Aim of the task:
Pictures excluded, copy word for word the lines from the one holding "What data populates" through the last line below.

(Dataset items)
Segment Open

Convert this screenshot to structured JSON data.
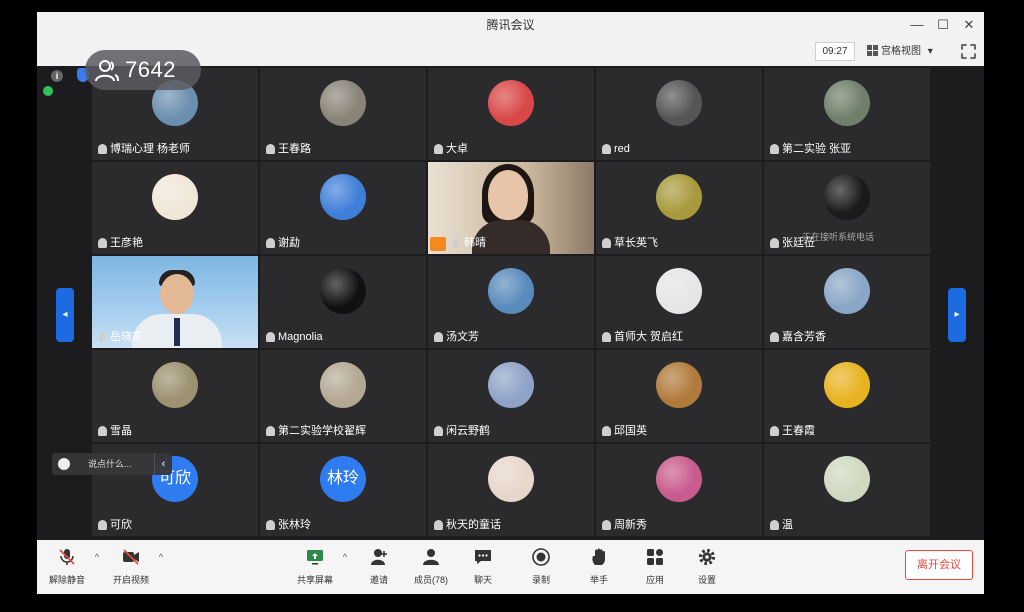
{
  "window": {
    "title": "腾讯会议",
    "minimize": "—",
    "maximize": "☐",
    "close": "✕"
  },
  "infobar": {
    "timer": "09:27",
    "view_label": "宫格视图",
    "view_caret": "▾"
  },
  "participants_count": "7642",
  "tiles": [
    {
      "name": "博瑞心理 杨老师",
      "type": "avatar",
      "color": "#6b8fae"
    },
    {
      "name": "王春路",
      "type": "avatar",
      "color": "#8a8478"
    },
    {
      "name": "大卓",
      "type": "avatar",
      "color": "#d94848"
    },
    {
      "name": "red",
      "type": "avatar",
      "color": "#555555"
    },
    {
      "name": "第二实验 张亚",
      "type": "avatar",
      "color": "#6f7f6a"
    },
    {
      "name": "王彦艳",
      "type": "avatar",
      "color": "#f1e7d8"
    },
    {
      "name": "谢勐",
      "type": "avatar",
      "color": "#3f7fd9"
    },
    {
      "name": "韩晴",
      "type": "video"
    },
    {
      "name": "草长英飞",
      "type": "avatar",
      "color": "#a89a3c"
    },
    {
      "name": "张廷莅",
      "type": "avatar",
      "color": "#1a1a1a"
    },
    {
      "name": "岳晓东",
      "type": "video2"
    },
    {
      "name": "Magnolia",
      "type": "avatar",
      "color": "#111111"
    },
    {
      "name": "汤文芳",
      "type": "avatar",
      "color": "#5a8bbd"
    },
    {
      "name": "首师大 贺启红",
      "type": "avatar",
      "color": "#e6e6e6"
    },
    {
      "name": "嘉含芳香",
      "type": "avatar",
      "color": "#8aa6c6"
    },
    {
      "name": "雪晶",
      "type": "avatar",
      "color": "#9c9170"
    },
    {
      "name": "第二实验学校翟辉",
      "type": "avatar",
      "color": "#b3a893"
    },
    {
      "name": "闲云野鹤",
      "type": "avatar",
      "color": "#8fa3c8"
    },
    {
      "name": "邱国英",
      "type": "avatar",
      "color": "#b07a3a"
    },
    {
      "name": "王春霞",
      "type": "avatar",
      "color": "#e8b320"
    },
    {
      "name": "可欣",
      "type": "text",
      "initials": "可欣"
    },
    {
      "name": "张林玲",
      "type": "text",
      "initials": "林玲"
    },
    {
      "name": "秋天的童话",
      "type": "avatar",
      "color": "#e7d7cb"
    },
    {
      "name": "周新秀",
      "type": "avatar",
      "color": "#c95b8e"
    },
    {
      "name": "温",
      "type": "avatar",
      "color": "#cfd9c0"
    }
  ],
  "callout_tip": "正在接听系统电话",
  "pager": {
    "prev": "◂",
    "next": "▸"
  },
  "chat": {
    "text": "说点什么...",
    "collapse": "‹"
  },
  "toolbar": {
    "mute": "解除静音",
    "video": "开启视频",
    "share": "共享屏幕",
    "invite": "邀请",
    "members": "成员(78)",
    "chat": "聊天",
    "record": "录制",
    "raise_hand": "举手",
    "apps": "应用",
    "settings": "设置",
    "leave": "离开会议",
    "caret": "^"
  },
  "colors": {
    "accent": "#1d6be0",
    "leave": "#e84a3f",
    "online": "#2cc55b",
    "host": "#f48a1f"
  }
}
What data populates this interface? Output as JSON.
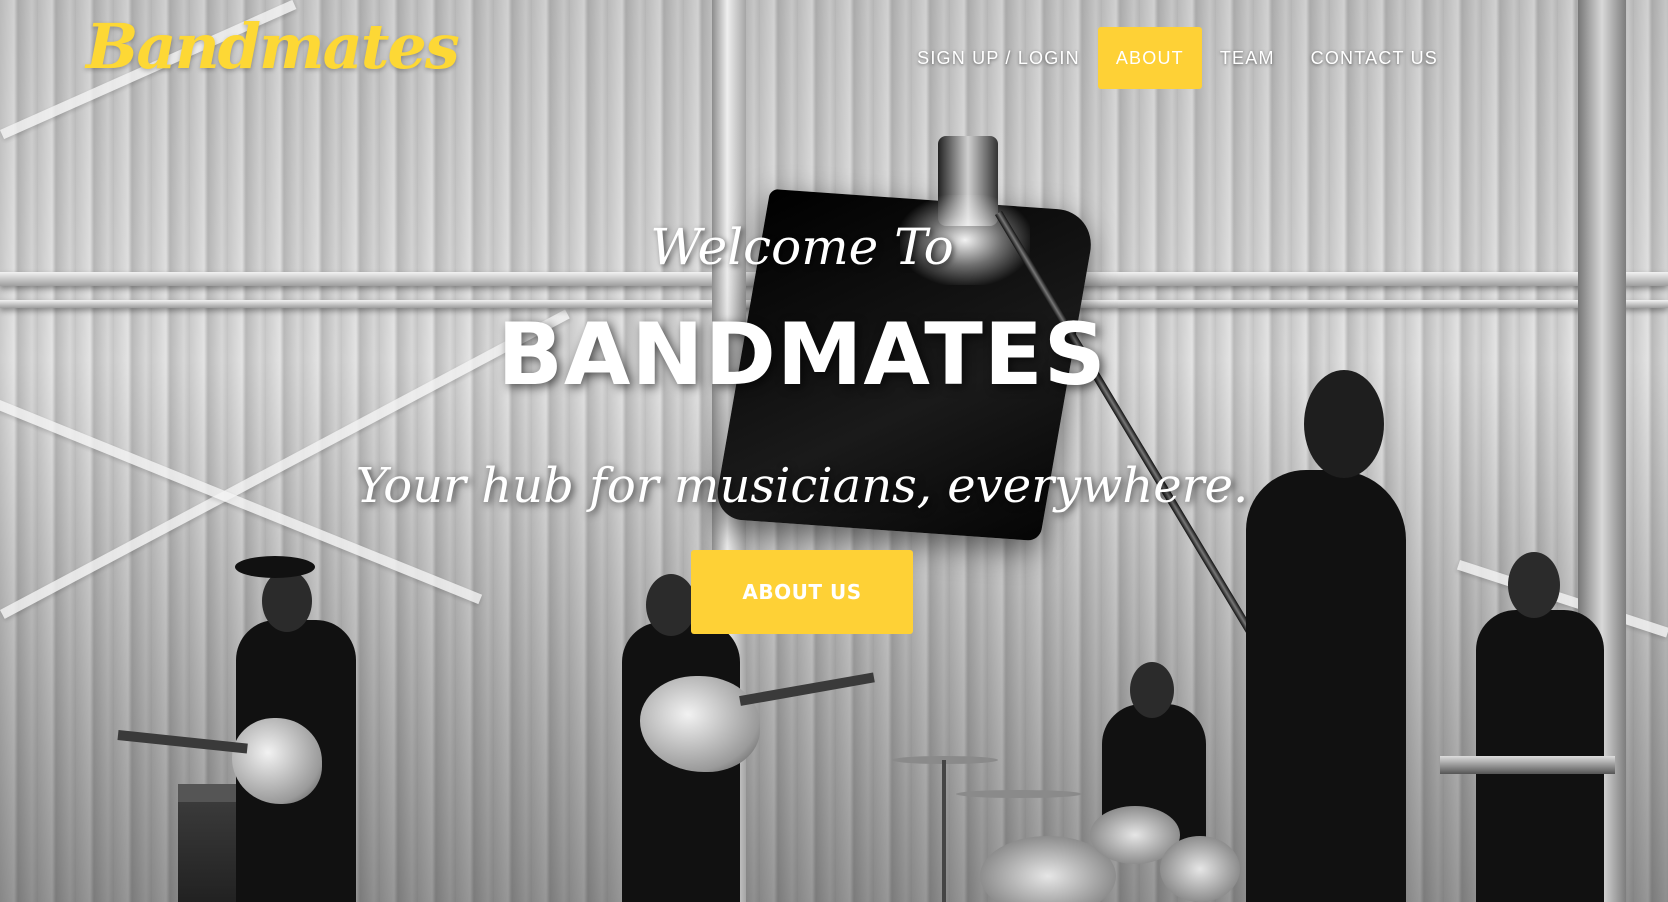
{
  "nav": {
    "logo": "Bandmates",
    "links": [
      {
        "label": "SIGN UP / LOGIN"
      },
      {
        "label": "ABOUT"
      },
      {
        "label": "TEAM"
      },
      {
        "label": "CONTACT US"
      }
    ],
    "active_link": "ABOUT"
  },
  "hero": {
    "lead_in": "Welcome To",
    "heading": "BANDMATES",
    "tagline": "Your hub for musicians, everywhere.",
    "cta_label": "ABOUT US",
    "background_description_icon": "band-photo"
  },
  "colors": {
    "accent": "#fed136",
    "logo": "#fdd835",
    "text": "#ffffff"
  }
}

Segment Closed

Reply to the exercise:
What data populates this interface? Output as JSON.
{
  "nav": {
    "logo": "Bandmates",
    "links": [
      {
        "label": "SIGN UP / LOGIN"
      },
      {
        "label": "ABOUT"
      },
      {
        "label": "TEAM"
      },
      {
        "label": "CONTACT US"
      }
    ],
    "active_link": "ABOUT"
  },
  "hero": {
    "lead_in": "Welcome To",
    "heading": "BANDMATES",
    "tagline": "Your hub for musicians, everywhere.",
    "cta_label": "ABOUT US",
    "background_description_icon": "band-photo"
  },
  "colors": {
    "accent": "#fed136",
    "logo": "#fdd835",
    "text": "#ffffff"
  }
}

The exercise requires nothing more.